**YOUR TASK:** Run through the data and copy out every line that mentions the word "Edit".

☆ ☆ ☆ ☆ ☆ ☆ ☆

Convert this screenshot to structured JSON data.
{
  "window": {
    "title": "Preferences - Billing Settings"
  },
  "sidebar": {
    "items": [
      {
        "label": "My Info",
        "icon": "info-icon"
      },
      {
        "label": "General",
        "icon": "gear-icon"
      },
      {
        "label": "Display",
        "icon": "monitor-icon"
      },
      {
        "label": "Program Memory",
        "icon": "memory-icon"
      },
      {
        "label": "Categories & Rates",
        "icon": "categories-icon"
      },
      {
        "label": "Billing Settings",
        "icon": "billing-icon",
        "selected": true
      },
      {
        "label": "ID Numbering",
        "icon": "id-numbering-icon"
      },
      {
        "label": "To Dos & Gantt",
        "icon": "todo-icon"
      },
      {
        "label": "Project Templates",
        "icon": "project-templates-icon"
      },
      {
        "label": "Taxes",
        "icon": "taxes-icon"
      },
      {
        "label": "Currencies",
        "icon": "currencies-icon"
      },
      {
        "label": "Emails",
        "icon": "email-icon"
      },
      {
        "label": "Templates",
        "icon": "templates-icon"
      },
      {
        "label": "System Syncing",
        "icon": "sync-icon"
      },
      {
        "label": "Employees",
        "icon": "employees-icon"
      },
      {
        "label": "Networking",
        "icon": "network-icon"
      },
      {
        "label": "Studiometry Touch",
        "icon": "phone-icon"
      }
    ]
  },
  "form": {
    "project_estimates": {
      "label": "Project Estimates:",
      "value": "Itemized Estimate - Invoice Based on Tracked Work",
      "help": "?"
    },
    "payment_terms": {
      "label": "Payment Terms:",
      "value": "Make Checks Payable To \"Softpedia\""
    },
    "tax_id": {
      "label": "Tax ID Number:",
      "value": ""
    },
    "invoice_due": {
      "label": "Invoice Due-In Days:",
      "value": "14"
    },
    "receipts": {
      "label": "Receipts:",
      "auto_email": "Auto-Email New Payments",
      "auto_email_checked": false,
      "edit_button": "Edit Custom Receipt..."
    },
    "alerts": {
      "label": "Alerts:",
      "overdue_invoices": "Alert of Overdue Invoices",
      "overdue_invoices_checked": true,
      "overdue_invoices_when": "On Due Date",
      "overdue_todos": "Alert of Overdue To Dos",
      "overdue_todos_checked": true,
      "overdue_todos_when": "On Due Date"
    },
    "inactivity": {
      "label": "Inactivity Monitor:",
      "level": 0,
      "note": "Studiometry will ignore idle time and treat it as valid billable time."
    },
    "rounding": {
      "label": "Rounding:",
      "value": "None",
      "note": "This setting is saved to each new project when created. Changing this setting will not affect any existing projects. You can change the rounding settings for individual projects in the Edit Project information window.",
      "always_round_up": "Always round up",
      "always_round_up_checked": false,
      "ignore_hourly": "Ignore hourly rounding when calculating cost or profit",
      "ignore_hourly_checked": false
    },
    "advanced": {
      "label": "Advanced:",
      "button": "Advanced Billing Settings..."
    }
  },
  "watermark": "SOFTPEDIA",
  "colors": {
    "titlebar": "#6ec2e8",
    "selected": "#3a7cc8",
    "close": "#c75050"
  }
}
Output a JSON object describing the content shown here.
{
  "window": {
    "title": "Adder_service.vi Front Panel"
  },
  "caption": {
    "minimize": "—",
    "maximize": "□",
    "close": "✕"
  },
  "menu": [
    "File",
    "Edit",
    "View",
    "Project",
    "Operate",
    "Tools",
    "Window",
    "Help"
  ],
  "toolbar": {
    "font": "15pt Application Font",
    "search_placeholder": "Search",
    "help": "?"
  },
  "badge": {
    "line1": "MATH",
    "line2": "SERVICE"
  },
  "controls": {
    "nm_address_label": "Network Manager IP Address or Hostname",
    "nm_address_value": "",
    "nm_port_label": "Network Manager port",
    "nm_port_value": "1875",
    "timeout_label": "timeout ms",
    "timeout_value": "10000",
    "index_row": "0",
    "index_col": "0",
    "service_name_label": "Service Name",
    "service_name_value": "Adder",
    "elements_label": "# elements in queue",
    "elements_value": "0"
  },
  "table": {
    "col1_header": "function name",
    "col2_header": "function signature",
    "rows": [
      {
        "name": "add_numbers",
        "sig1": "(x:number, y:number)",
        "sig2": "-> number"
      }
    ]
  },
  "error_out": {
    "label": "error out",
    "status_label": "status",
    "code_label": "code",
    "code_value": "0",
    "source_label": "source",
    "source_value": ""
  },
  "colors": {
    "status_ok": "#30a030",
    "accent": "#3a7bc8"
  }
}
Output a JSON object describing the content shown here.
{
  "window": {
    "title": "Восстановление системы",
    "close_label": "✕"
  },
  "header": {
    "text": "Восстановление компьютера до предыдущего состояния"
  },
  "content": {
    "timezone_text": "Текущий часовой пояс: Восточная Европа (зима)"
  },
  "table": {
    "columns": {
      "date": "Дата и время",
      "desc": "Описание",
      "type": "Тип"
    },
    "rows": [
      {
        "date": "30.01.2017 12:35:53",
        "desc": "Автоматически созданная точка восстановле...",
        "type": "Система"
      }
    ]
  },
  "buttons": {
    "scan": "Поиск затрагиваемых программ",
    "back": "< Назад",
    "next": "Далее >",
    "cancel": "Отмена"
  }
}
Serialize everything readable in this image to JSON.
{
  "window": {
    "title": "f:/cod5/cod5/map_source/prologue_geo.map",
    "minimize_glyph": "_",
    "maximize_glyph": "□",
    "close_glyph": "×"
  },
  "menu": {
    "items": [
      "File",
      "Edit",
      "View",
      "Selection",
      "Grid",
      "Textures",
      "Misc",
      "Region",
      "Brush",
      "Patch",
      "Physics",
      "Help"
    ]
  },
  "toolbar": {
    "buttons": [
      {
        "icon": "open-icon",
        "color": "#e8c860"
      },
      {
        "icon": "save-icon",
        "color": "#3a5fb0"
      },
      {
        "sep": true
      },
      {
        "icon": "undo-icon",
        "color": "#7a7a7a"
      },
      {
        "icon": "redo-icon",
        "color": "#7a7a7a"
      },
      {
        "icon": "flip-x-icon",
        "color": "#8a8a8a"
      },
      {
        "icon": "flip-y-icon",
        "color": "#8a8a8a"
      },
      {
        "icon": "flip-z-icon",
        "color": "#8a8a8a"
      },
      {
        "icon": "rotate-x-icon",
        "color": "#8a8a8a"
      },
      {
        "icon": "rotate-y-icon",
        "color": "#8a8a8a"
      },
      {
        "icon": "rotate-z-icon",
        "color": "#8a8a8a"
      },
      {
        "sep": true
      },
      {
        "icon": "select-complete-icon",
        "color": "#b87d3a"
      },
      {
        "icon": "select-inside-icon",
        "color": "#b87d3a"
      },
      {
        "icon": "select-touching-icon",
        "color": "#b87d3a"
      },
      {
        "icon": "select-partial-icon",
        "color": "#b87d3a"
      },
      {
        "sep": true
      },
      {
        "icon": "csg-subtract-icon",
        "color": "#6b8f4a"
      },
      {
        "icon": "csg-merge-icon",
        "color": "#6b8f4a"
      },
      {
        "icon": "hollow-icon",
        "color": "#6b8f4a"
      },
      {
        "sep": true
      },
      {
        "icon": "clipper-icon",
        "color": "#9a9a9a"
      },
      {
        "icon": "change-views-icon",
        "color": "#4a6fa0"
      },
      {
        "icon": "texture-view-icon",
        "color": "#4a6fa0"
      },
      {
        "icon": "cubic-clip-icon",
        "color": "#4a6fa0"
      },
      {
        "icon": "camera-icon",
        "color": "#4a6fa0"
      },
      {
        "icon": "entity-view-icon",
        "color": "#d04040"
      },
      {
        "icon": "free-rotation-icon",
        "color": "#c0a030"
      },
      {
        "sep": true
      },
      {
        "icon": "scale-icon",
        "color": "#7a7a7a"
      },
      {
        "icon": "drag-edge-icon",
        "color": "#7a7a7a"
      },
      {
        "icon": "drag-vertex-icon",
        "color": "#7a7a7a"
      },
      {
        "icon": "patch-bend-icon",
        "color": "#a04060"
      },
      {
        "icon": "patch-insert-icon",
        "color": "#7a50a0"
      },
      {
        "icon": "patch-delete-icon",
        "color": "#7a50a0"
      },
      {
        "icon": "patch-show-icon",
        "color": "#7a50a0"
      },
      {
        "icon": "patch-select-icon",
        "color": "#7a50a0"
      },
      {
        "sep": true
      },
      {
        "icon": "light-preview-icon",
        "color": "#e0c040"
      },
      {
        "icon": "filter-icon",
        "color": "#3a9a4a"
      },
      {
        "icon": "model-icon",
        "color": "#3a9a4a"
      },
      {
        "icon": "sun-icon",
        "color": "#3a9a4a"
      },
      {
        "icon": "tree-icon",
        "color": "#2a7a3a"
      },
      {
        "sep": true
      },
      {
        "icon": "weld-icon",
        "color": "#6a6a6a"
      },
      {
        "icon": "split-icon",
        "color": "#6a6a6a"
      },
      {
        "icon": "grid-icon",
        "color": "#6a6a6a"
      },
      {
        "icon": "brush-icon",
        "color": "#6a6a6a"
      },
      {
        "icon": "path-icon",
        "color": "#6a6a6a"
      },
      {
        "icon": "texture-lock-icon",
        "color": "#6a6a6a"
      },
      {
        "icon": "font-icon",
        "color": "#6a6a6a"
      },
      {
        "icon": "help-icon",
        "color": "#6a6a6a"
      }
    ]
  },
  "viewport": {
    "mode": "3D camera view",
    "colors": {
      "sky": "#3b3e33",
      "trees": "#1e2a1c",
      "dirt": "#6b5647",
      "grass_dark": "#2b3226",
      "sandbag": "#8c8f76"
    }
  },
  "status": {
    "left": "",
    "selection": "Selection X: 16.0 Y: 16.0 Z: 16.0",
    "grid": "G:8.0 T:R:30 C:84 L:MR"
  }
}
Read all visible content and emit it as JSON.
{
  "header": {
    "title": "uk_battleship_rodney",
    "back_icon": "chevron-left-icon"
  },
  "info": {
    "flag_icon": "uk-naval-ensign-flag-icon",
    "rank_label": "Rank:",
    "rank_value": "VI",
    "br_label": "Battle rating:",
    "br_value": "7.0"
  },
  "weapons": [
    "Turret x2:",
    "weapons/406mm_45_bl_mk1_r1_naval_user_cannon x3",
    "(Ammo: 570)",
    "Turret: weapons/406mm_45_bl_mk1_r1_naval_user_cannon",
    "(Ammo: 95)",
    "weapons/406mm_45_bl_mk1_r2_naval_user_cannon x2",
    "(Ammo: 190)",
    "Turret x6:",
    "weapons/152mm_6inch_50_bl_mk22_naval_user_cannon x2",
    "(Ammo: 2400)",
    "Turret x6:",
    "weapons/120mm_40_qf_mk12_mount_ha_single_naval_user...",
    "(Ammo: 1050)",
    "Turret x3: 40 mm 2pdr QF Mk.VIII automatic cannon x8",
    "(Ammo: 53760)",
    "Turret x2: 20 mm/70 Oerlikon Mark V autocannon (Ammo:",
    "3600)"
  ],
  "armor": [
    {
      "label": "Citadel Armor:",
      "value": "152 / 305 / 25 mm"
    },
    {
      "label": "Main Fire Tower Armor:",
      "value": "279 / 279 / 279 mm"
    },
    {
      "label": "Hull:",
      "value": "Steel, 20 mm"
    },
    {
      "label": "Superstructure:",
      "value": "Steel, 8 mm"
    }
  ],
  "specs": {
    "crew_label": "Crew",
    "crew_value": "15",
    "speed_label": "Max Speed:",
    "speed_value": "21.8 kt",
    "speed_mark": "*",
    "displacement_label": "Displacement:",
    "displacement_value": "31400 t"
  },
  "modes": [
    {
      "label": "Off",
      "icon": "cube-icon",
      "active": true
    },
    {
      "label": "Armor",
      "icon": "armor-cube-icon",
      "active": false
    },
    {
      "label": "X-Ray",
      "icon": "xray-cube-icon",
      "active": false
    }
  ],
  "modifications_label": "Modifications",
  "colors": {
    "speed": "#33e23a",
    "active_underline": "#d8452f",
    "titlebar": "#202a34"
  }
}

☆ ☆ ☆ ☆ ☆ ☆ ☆

**ANSWER:**
      "edit_button": "Edit Custom Receipt..."
      "note": "This setting is saved to each new project when created. Changing this setting will not affect any existing projects. You can change the rounding settings for individual projects in the Edit Project information window.",
    "Edit",
      "Edit",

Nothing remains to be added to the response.